Find the number of lines in these records where the word "Microsoft" appears. Reply with that number and nothing more.

[Data records for software interfaces]
○ ○ ○ ○ ○ ○ ○
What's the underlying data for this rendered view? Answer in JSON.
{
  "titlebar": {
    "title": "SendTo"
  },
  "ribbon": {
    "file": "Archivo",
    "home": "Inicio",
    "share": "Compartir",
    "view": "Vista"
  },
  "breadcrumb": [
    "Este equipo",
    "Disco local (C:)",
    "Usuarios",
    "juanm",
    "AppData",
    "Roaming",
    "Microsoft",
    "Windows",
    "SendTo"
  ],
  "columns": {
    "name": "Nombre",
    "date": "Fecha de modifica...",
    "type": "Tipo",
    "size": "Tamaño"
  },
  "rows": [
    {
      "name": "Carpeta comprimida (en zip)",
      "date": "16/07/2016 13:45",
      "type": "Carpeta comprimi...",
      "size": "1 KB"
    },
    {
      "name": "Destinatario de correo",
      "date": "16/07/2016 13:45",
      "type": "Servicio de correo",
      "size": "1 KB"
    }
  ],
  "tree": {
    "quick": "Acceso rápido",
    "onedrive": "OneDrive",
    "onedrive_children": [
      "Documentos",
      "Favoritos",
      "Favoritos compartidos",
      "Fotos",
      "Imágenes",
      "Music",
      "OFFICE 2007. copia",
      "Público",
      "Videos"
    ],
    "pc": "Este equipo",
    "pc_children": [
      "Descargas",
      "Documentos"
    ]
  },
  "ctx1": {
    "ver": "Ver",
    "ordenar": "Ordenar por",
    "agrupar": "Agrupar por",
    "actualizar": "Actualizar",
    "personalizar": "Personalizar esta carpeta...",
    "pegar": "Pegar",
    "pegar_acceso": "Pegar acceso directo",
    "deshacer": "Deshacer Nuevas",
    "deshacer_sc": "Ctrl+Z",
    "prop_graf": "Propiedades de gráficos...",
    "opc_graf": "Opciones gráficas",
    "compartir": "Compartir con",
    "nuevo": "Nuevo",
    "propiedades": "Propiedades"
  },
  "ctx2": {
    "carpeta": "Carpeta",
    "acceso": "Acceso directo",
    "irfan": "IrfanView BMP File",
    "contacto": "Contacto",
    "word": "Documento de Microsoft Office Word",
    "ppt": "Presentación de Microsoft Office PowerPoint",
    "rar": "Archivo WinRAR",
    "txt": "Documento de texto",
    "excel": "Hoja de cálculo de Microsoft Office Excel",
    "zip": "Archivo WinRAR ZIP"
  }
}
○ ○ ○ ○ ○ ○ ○
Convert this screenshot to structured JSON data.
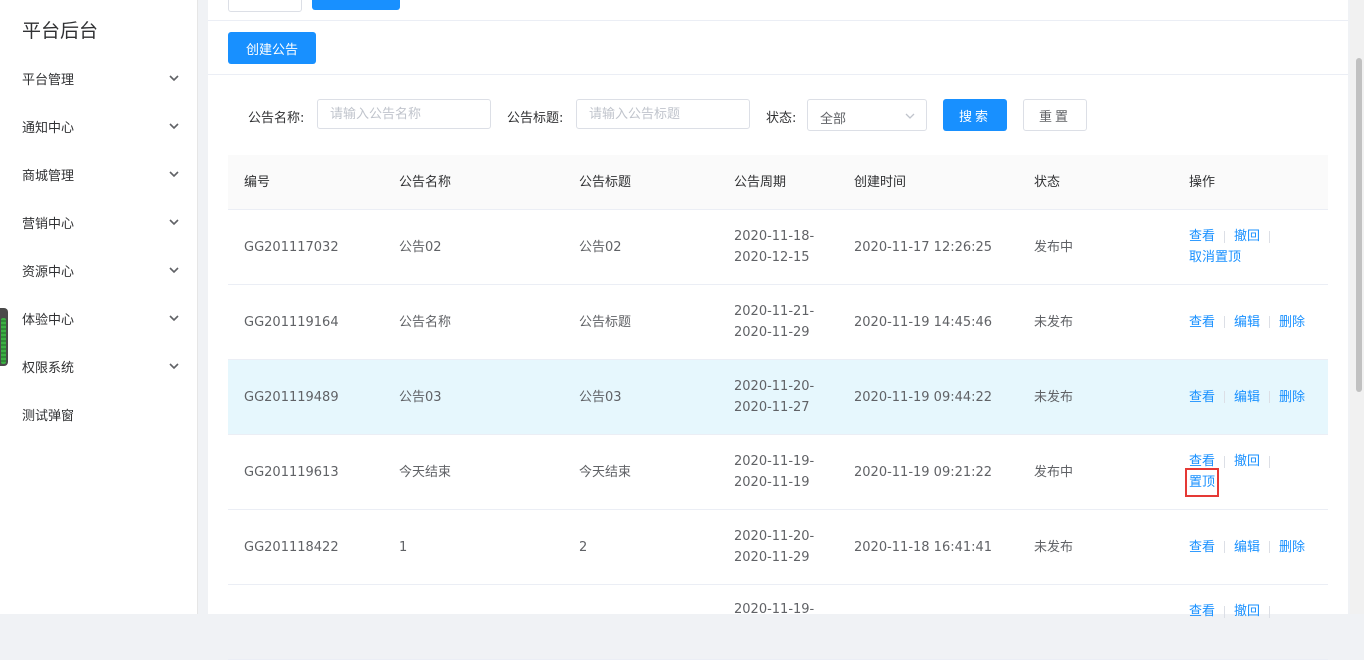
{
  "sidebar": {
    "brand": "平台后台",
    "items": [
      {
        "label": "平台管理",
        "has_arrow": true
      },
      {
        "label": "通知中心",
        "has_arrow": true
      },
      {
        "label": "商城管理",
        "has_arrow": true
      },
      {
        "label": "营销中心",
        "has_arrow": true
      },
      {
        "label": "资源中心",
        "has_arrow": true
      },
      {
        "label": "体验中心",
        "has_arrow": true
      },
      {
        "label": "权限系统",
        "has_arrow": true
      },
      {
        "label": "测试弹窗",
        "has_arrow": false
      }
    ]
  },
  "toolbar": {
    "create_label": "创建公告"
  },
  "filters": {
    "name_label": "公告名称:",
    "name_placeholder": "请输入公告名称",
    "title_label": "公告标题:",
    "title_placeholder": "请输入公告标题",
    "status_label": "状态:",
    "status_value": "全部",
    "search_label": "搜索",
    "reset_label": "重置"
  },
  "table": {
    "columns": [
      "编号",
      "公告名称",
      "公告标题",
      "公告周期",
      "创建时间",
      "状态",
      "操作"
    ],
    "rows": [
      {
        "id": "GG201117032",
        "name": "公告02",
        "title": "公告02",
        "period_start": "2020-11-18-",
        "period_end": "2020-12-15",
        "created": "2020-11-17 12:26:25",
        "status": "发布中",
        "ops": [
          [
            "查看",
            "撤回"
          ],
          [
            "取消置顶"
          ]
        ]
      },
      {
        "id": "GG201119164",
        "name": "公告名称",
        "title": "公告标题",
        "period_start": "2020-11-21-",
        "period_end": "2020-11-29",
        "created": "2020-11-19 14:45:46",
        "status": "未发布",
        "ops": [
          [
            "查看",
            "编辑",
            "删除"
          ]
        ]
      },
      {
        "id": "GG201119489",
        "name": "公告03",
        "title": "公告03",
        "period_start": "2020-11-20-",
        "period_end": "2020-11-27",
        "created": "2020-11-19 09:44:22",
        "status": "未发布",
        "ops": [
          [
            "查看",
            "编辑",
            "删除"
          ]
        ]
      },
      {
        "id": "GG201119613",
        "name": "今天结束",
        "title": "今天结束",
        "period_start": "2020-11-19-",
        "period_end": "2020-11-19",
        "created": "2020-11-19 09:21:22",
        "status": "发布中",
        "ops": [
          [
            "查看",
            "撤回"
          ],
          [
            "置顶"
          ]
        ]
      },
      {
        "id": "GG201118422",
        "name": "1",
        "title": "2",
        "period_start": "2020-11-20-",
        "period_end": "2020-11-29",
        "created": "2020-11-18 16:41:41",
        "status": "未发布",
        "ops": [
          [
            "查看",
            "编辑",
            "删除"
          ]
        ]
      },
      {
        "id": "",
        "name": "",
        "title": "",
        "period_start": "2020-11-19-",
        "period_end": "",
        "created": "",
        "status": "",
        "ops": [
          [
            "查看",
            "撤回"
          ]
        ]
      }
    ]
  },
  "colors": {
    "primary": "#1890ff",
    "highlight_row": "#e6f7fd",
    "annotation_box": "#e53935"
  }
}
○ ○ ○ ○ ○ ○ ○
§ ANSWER FOR THE TASK
4